And but for the interference with his arrangement there would be no cause for such marriages.
The fact that he separated the races shows that he did not intend for the races to mix.
The Lovings were charged under Section 20-58 of the Virginia Code, which prohibited interracial couples from being married out of state and then returning to Virginia, and Section 20-59, which classified miscegenation as a felony, punishable by a prison sentence of between one and five years.
It has been the subject of several songs and three movies, including the 2016 film Loving. The new Republican legislatures in six states repealed the restrictive laws.
Defendants convicted, Caroline County Circuit Court (January 6, 1959); motion to vacate judgment denied, Caroline County Circuit Court (January 22, 1959); affirmed in part, reversed and remanded, 147 S. The Supreme Court's unanimous decision determined that this prohibition was unconstitutional, overruling Pace v.
Their marriage violated the state's anti-miscegenation statute, the Racial Integrity Act of 1924, which prohibited marriage between people classified as "white" and people classified as "colored".
On October 28, 1964, after waiting almost a year for a response to their motion, the ACLU attorneys brought a class action suit in the U. District Court for the Eastern District of Virginia.
This prompted the county court judge in the case, Leon M.

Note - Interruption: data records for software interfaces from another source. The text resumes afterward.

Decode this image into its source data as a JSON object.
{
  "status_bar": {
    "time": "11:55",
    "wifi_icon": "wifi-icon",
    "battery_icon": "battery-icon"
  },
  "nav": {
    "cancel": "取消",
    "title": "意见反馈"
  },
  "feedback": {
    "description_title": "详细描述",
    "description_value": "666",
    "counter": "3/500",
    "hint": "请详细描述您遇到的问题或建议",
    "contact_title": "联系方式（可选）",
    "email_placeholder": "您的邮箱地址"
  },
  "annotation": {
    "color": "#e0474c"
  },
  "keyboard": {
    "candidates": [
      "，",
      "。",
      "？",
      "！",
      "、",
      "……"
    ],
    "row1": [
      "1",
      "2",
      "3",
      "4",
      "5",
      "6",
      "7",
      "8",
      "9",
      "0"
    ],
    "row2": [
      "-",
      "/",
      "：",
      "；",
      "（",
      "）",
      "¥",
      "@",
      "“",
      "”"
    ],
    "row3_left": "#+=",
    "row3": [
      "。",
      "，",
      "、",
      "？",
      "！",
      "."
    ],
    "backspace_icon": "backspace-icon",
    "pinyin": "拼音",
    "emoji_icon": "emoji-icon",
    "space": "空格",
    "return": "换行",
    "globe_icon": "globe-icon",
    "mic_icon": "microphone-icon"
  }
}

On appeal, the United States Supreme Court ruled that the criminalization of interracial sex was not a violation of the equal protection clause because whites and non-whites were punished in equal measure for the offense of engaging in interracial sex. 2835, Records of California Court of Appeals, Fourth district), the Superior Court of San Diego County in 1939 decided to invalidate the marriage of Marie Antoinette and Allan Monks because she was deemed to have "one eighth negro blood".